Columbia University Irving Medical Center
Cancer is caused by mutations in the genome. While those mutations are in principle the most specific drug target and can be routinely identified by DNA sequencing for each patient, we do not have a way to kill cancer cells by directly targeting those mutations. Instead, current cancer therapies target the downstream effects of those driver mutations, which are less specific and highly variable across patients. Consequently, many patients suffer from toxic side effect, have no response to treatments, and eventually many tumors will become resistant. Our vision is to develop a technology for mutation-specific elimination of tumor cells, by integrating highly programmable CRISPR systems with advanced machine learning.

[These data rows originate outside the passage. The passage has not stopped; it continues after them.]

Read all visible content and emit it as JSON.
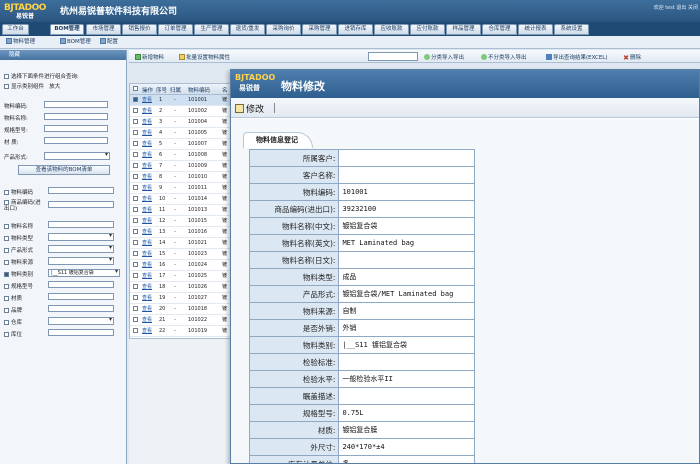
{
  "header": {
    "logo_text": "BJTADOO",
    "logo_sub": "易锐普",
    "company": "杭州易锐普软件科技有限公司",
    "user_info": "欢迎  test  退出  关闭"
  },
  "nav": {
    "tabs": [
      "工作台",
      "BOM管理",
      "市场管理",
      "销售报价",
      "订单管理",
      "生产管理",
      "退货/重发",
      "采购询价",
      "采购管理",
      "进销存库",
      "应收账款",
      "应付账款",
      "样品管理",
      "仓库管理",
      "统计报表",
      "系统设置"
    ]
  },
  "subnav": {
    "tabs": [
      "物料管理",
      "BOM管理",
      "配置"
    ]
  },
  "left_panel": {
    "title": "隐藏",
    "hint": "选择下面条件进行组合查询:",
    "show_category": "显示类别组件",
    "show_category_extra": "放大",
    "fields": [
      {
        "label": "物料编码:"
      },
      {
        "label": "物料名称:"
      },
      {
        "label": "规格型号:"
      },
      {
        "label": "材    质:"
      }
    ],
    "product_form_label": "产品形式:",
    "query_button": "查看该物料的BOM清单",
    "filters": [
      {
        "label": "物料编码",
        "checked": false
      },
      {
        "label": "商品编码(进出口)",
        "checked": false
      },
      {
        "label": "物料名称",
        "checked": false
      },
      {
        "label": "物料类型",
        "checked": false
      },
      {
        "label": "产品形式",
        "checked": false
      },
      {
        "label": "物料来源",
        "checked": false
      },
      {
        "label": "物料类别",
        "checked": true,
        "value": "|__S11 镀铝复合袋"
      },
      {
        "label": "规格型号",
        "checked": false
      },
      {
        "label": "材质",
        "checked": false
      },
      {
        "label": "品牌",
        "checked": false
      },
      {
        "label": "仓库",
        "checked": false
      },
      {
        "label": "库位",
        "checked": false
      }
    ]
  },
  "toolbar": {
    "items": [
      "新增物料",
      "批量设置物料属性",
      "分类导入导出",
      "不分类导入导出",
      "导出查询结果(EXCEL)",
      "删除"
    ]
  },
  "grid": {
    "headers": [
      "操作",
      "序号",
      "归属",
      "物料编码",
      "名"
    ],
    "link_label": "查看",
    "rows": [
      {
        "index": "1",
        "owner": "-",
        "code": "101001",
        "name": "镀"
      },
      {
        "index": "2",
        "owner": "-",
        "code": "101002",
        "name": "镀"
      },
      {
        "index": "3",
        "owner": "-",
        "code": "101004",
        "name": "镀"
      },
      {
        "index": "4",
        "owner": "-",
        "code": "101005",
        "name": "镀"
      },
      {
        "index": "5",
        "owner": "-",
        "code": "101007",
        "name": "镀"
      },
      {
        "index": "6",
        "owner": "-",
        "code": "101008",
        "name": "镀"
      },
      {
        "index": "7",
        "owner": "-",
        "code": "101009",
        "name": "镀"
      },
      {
        "index": "8",
        "owner": "-",
        "code": "101010",
        "name": "镀"
      },
      {
        "index": "9",
        "owner": "-",
        "code": "101011",
        "name": "镀"
      },
      {
        "index": "10",
        "owner": "-",
        "code": "101014",
        "name": "镀"
      },
      {
        "index": "11",
        "owner": "-",
        "code": "101013",
        "name": "镀"
      },
      {
        "index": "12",
        "owner": "-",
        "code": "101015",
        "name": "镀"
      },
      {
        "index": "13",
        "owner": "-",
        "code": "101016",
        "name": "镀"
      },
      {
        "index": "14",
        "owner": "-",
        "code": "101021",
        "name": "镀"
      },
      {
        "index": "15",
        "owner": "-",
        "code": "101023",
        "name": "镀"
      },
      {
        "index": "16",
        "owner": "-",
        "code": "101024",
        "name": "镀"
      },
      {
        "index": "17",
        "owner": "-",
        "code": "101025",
        "name": "镀"
      },
      {
        "index": "18",
        "owner": "-",
        "code": "101026",
        "name": "镀"
      },
      {
        "index": "19",
        "owner": "-",
        "code": "101027",
        "name": "镀"
      },
      {
        "index": "20",
        "owner": "-",
        "code": "101018",
        "name": "镀"
      },
      {
        "index": "21",
        "owner": "-",
        "code": "101022",
        "name": "镀"
      },
      {
        "index": "22",
        "owner": "-",
        "code": "101019",
        "name": "镀"
      }
    ]
  },
  "modal": {
    "logo_text": "BJTADOO",
    "logo_sub": "易锐普",
    "title": "物料修改",
    "edit_button": "修改",
    "section_title": "物料信息登记",
    "rows": [
      {
        "label": "所属客户:",
        "value": ""
      },
      {
        "label": "客户名称:",
        "value": ""
      },
      {
        "label": "物料编码:",
        "value": "101001"
      },
      {
        "label": "商品编码(进出口):",
        "value": "39232100"
      },
      {
        "label": "物料名称(中文):",
        "value": "镀铝复合袋"
      },
      {
        "label": "物料名称(英文):",
        "value": "MET Laminated bag"
      },
      {
        "label": "物料名称(日文):",
        "value": ""
      },
      {
        "label": "物料类型:",
        "value": "成品"
      },
      {
        "label": "产品形式:",
        "value": "镀铝复合袋/MET Laminated bag"
      },
      {
        "label": "物料来源:",
        "value": "自制"
      },
      {
        "label": "是否外销:",
        "value": "外销"
      },
      {
        "label": "物料类别:",
        "value": "|__S11 镀铝复合袋"
      },
      {
        "label": "检验标准:",
        "value": ""
      },
      {
        "label": "检验水平:",
        "value": "一般检验水平II"
      },
      {
        "label": "瞩盖描述:",
        "value": ""
      },
      {
        "label": "规格型号:",
        "value": "0.75L"
      },
      {
        "label": "材质:",
        "value": "镀铝复合膜"
      },
      {
        "label": "外尺寸:",
        "value": "240*170*±4"
      },
      {
        "label": "库存计量单位:",
        "value": "条"
      }
    ]
  }
}
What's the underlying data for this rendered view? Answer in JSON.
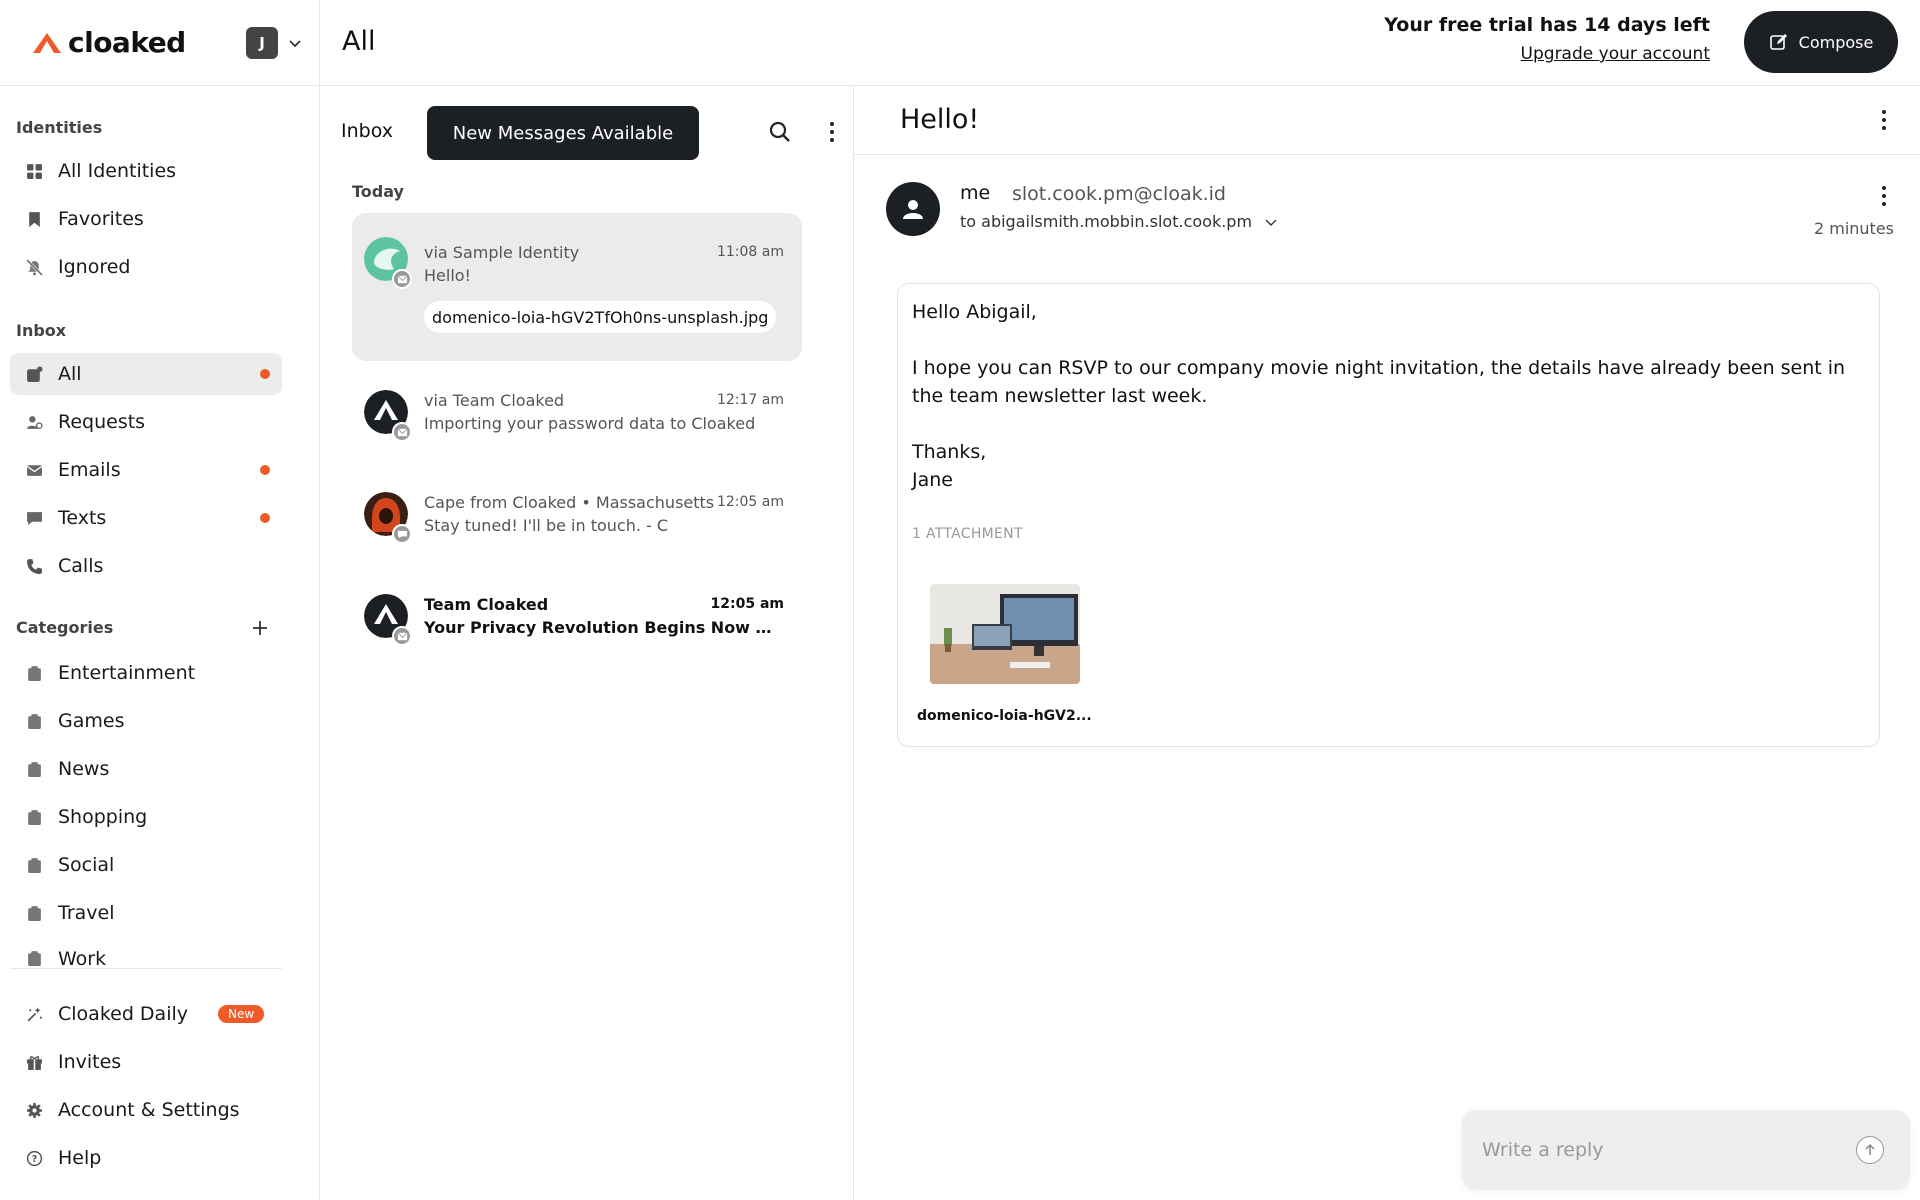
{
  "brand": {
    "name": "cloaked",
    "accent": "#f05a28",
    "account_initial": "J"
  },
  "sidebar": {
    "identities_label": "Identities",
    "identities": [
      {
        "label": "All Identities",
        "icon": "grid-icon"
      },
      {
        "label": "Favorites",
        "icon": "bookmark-icon"
      },
      {
        "label": "Ignored",
        "icon": "bell-off-icon"
      }
    ],
    "inbox_label": "Inbox",
    "inbox": [
      {
        "label": "All",
        "icon": "inbox-icon",
        "active": true,
        "unread_dot": true
      },
      {
        "label": "Requests",
        "icon": "requests-icon",
        "unread_dot": false
      },
      {
        "label": "Emails",
        "icon": "mail-icon",
        "unread_dot": true
      },
      {
        "label": "Texts",
        "icon": "chat-icon",
        "unread_dot": true
      },
      {
        "label": "Calls",
        "icon": "phone-icon",
        "unread_dot": false
      }
    ],
    "categories_label": "Categories",
    "categories": [
      "Entertainment",
      "Games",
      "News",
      "Shopping",
      "Social",
      "Travel",
      "Work"
    ],
    "footer": [
      {
        "label": "Cloaked Daily",
        "icon": "sparkle-icon",
        "badge": "New"
      },
      {
        "label": "Invites",
        "icon": "gift-icon"
      },
      {
        "label": "Account & Settings",
        "icon": "gear-icon"
      },
      {
        "label": "Help",
        "icon": "help-icon"
      }
    ]
  },
  "topbar": {
    "title": "All",
    "trial_text": "Your free trial has 14 days left",
    "upgrade_link": "Upgrade your account",
    "compose_label": "Compose"
  },
  "list": {
    "inbox_label": "Inbox",
    "new_messages_label": "New Messages Available",
    "today_label": "Today",
    "messages": [
      {
        "from": "via Sample Identity",
        "time": "11:08 am",
        "preview": "Hello!",
        "attachment": "domenico-loia-hGV2TfOh0ns-unsplash.jpg",
        "type": "email"
      },
      {
        "from": "via Team Cloaked",
        "time": "12:17 am",
        "preview": "Importing your password data to Cloaked",
        "type": "email"
      },
      {
        "from": "Cape from Cloaked • Massachusetts",
        "time": "12:05 am",
        "preview": "Stay tuned! I'll be in touch. - C",
        "type": "text"
      },
      {
        "from": "Team Cloaked",
        "time": "12:05 am",
        "preview": "Your Privacy Revolution Begins Now with...",
        "type": "email",
        "unread": true
      }
    ]
  },
  "reader": {
    "subject": "Hello!",
    "sender_name": "me",
    "sender_email": "slot.cook.pm@cloak.id",
    "recipient": "to abigailsmith.mobbin.slot.cook.pm",
    "time_ago": "2 minutes",
    "body": [
      "Hello Abigail,",
      "I hope you can RSVP to our company movie night invitation, the details have already been sent in the team newsletter last week.",
      "Thanks,\nJane"
    ],
    "body_greeting": "Hello Abigail,",
    "body_main": "I hope you can RSVP to our company movie night invitation, the details have already been sent in the team newsletter last week.",
    "body_signoff": "Thanks,",
    "body_signature": "Jane",
    "attachments_label": "1 ATTACHMENT",
    "attachment_name": "domenico-loia-hGV2...",
    "reply_placeholder": "Write a reply"
  }
}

Xuebing Wu, PhD is an Assistant Professor in the Department of Medicine and the Department of Systems Biology at Columbia University Irving Medical Center. Dr. Wu received a B.S. and M.S. in Control Science and Engineering from Tsinghua University, Beijing and a PhD in Computational and Systems Biology from MIT, working with Phillip Sharp and Christopher Burge. As a Helen Hay Whitney Fellow, he continued postdoctoral work on functional genomics of RNA structures with David Bartel at Whitehead Institute/MIT. Research in the Wu laboratory integrates CRISPR, genomics, and machine learning to decode and target RNA in human health and disease. Dr. Wu has received a number of other distinctions including The RNA Society/Scaringe Young Scientist Award, Pew-Stewart Scholars Award, Paul Marks Scholars Award, and NIH Director’s New Innovator Award.
Targeting tumors with CRISPR/Cas13-based sequence-specific cell knockout

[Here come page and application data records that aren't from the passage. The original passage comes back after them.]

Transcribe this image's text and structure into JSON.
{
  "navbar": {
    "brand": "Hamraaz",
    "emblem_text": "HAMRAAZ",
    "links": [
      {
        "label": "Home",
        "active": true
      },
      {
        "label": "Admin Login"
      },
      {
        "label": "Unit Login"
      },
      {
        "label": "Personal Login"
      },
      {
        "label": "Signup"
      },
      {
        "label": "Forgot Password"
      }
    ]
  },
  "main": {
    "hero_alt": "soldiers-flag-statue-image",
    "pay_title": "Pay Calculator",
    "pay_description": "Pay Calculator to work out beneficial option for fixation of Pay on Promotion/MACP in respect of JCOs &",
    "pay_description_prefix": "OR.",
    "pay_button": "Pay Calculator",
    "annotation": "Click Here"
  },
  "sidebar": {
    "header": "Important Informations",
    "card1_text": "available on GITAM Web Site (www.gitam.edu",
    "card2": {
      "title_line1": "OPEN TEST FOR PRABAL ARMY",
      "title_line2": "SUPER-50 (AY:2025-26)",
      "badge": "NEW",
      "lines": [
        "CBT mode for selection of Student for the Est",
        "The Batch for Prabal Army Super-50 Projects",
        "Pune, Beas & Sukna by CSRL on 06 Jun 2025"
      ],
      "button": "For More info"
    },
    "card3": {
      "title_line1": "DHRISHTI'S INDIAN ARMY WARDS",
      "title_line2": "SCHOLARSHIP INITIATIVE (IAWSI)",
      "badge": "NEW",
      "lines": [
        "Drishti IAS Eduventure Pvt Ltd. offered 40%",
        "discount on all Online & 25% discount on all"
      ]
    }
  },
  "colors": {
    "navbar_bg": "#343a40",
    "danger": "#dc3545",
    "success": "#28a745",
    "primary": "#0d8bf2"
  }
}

Selective killing of cancer cells without affecting normal cells is the goal of cancer treatment. Cancer cells differ from normal cells by DNA mutations that drive cancer initiation. Although those driver mutations can be routinely identified by cancer genome sequencing, there is a lack of therapeutic platforms to directly target those mutations with high precision. Here, we propose to develop such a platform and apply it to treat pancreatic cancer, the most aggressive and lethal of the major cancers.
“Our high-risk approach for targeting cancer is too unorthodox to receive conventional funding. The Pershing Square Sohn Prize will allow us to develop a potentially transformative technology that turns personalized cancer therapy into reality.”
Our platform is based on a new CRISPR system that can be easily programmed to recognize specific DNA mutations and trigger the destruction of cancer cells. If successful, our platform will accelerate the development of precision therapies for many types of cancer.
“Innovation is natural when you cross fields.”